We were trying to make the impact on the minister ... to explain the danger ...

... ... ...

... we knew that there was no shortage of explosives available to them in Indonesia ... .

It says that, in the region:

... we knew there was no shortage of explosives and no shortage of weapons. We made these points clear. We said that basically they had the intention, they had the capability, and getting access to the kinds of equipment they needed would be no problem.

Bali was mentioned and the briefing alluded to possible `soft targets', including hotels, nightclubs and the airport. There was no definitive description of an impending attack but there were the ingredients of the disaster about to unfold.

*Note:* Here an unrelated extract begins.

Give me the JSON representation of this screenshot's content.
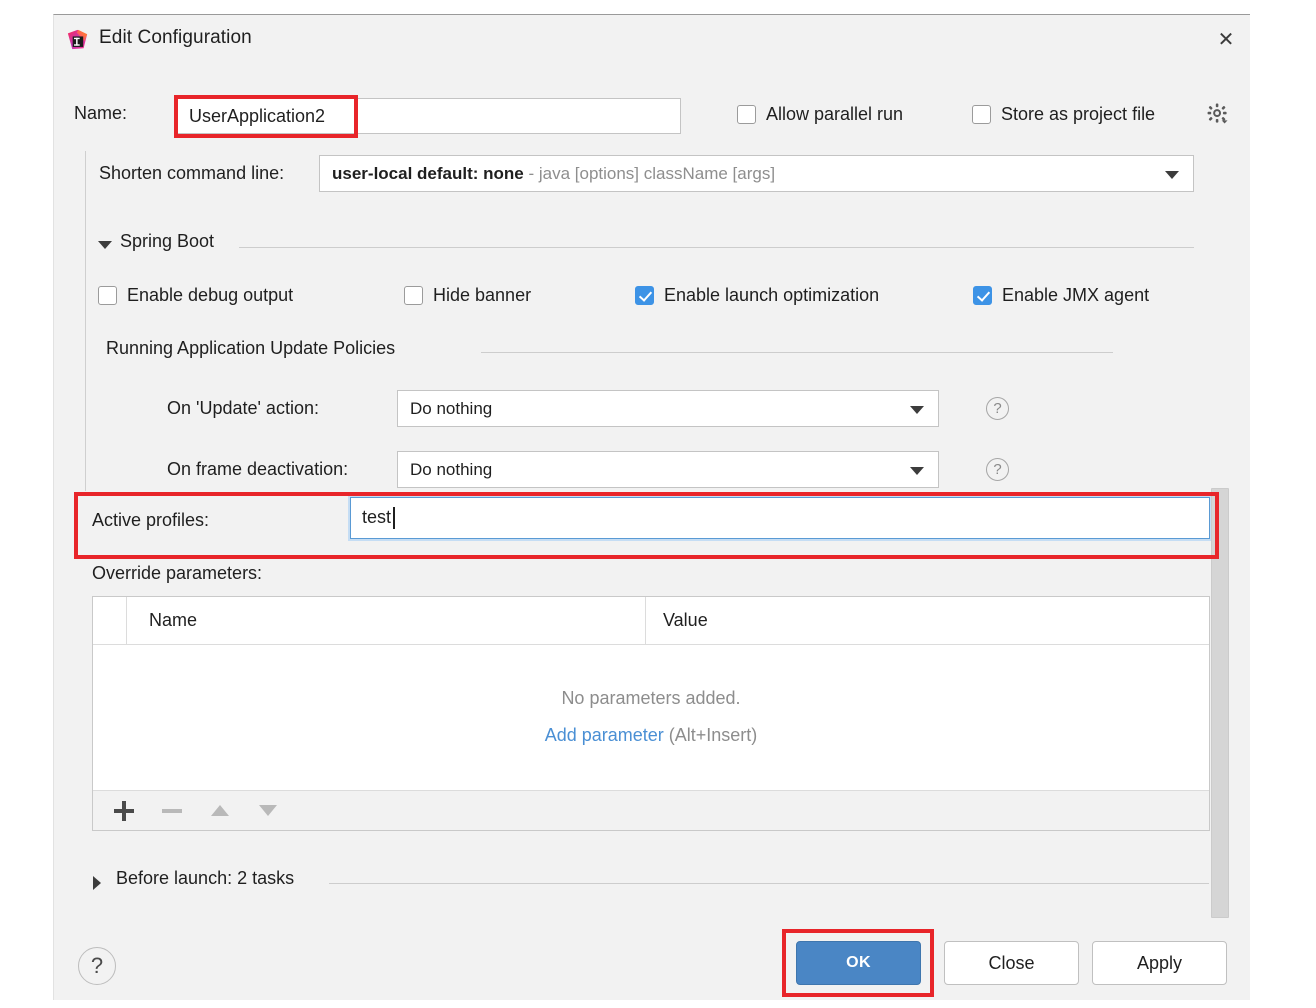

This question hangs in the air: what did the minister do? He was the responsible agent of government. We as a committee have no evidence of any action consequent to and commensurate with that awesome briefing as to the danger, in the face of the Australian government, that was confronting Australians and others in Indonesia, which is on our doorstep. Certainly there is no evidence that the information was taken and conveyed to government and no evidence that appropriate action was taken with the Indonesian authorities to track down the terrorists then known to be on the move. There was no action, beyond a question to the wrong department, taken at that briefing to raise the alert with Australians who intended to travel to Indonesia, particularly Bali, where on any given day 75 per cent of Australians in Indonesia were gathered, including some 7,000 on that fateful 12 October. We cannot overlook the failure to act.

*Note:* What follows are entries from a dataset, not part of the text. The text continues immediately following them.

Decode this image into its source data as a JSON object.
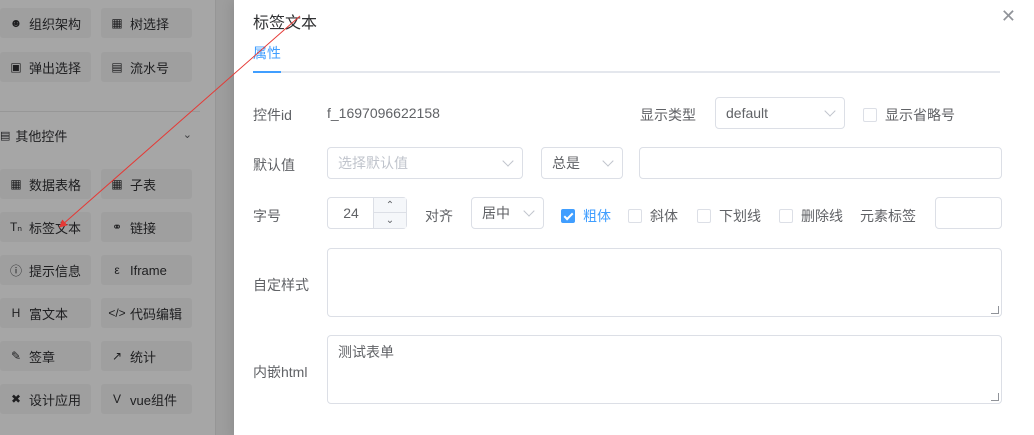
{
  "left_panel": {
    "row1": [
      {
        "icon": "org-icon",
        "label": "组织架构"
      },
      {
        "icon": "tree-icon",
        "label": "树选择"
      }
    ],
    "row2": [
      {
        "icon": "popup-icon",
        "label": "弹出选择"
      },
      {
        "icon": "serial-icon",
        "label": "流水号"
      }
    ],
    "group_title": "其他控件",
    "grid": [
      [
        {
          "icon": "table-icon",
          "label": "数据表格"
        },
        {
          "icon": "subtable-icon",
          "label": "子表"
        }
      ],
      [
        {
          "icon": "text-icon",
          "label": "标签文本"
        },
        {
          "icon": "link-icon",
          "label": "链接"
        }
      ],
      [
        {
          "icon": "info-icon",
          "label": "提示信息"
        },
        {
          "icon": "iframe-icon",
          "label": "Iframe"
        }
      ],
      [
        {
          "icon": "rich-text-icon",
          "label": "富文本"
        },
        {
          "icon": "code-icon",
          "label": "代码编辑"
        }
      ],
      [
        {
          "icon": "signature-icon",
          "label": "签章"
        },
        {
          "icon": "stats-icon",
          "label": "统计"
        }
      ],
      [
        {
          "icon": "design-icon",
          "label": "设计应用"
        },
        {
          "icon": "vue-icon",
          "label": "vue组件"
        }
      ]
    ]
  },
  "dialog": {
    "title": "标签文本",
    "tab": "属性",
    "control_id_label": "控件id",
    "control_id_value": "f_1697096622158",
    "display_type_label": "显示类型",
    "display_type_value": "default",
    "show_ellipsis_label": "显示省略号",
    "default_value_label": "默认值",
    "default_value_placeholder": "选择默认值",
    "always_value": "总是",
    "font_size_label": "字号",
    "font_size_value": "24",
    "align_label": "对齐",
    "align_value": "居中",
    "bold_label": "粗体",
    "italic_label": "斜体",
    "underline_label": "下划线",
    "strike_label": "删除线",
    "element_tag_label": "元素标签",
    "custom_style_label": "自定样式",
    "inner_html_label": "内嵌html",
    "inner_html_value": "测试表单"
  }
}
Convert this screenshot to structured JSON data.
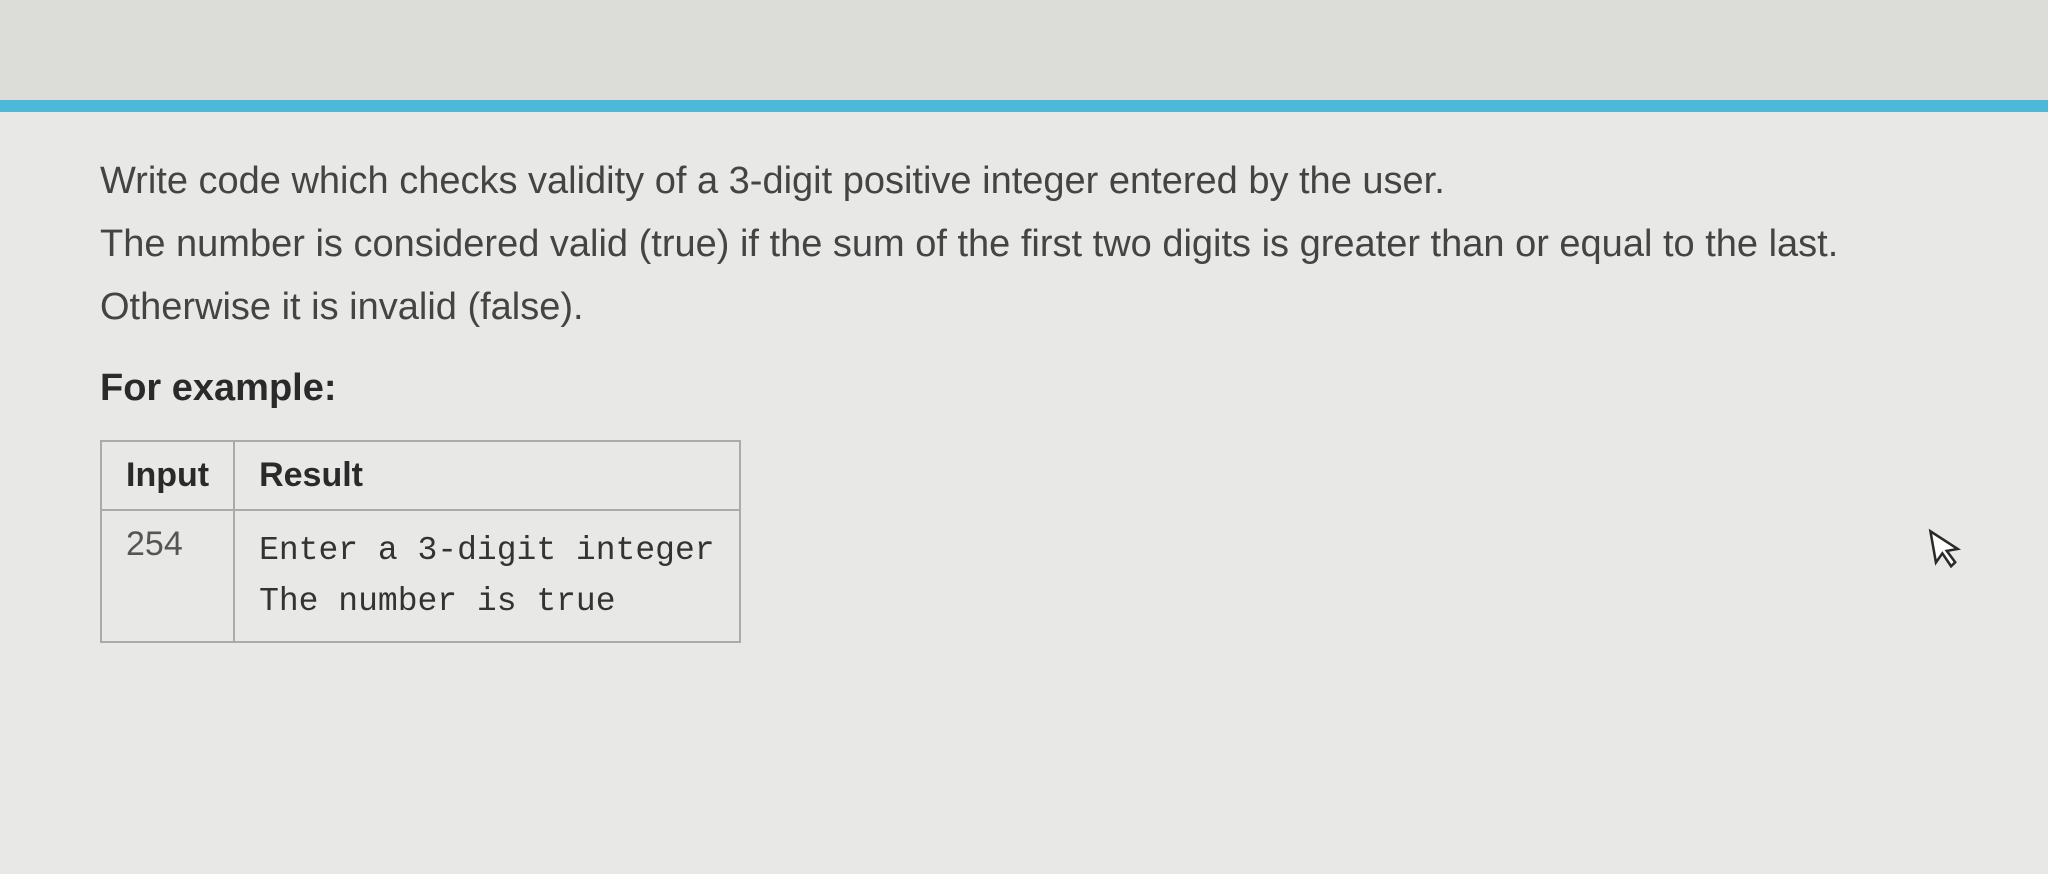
{
  "question": {
    "line1": "Write code which checks validity of a 3-digit positive integer entered by the user.",
    "line2": "The number is considered valid (true) if the sum of the first two digits is greater than or equal to the last.",
    "line3": "Otherwise it is invalid (false).",
    "example_label": "For example:",
    "table": {
      "headers": {
        "input": "Input",
        "result": "Result"
      },
      "row": {
        "input": "254",
        "result_l1": "Enter a 3-digit integer",
        "result_l2": "The number is true"
      }
    }
  }
}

There has to be a royal commission into the circumstances leading up to the Bali bombings, to help safeguard and improve the security of Australians into the future. This committee, with its inability to vet all the information available, did not have the wherewithal to carry out the task that is warranted. It is not a case of seeking to blame; it is a case of seeking justice and seeking answers for broken hearts. Mostly it is a case of preventing such a disaster from happening again. It warrants a royal commission. I seek leave to continue my remarks later.

Leave granted; debate adjourned.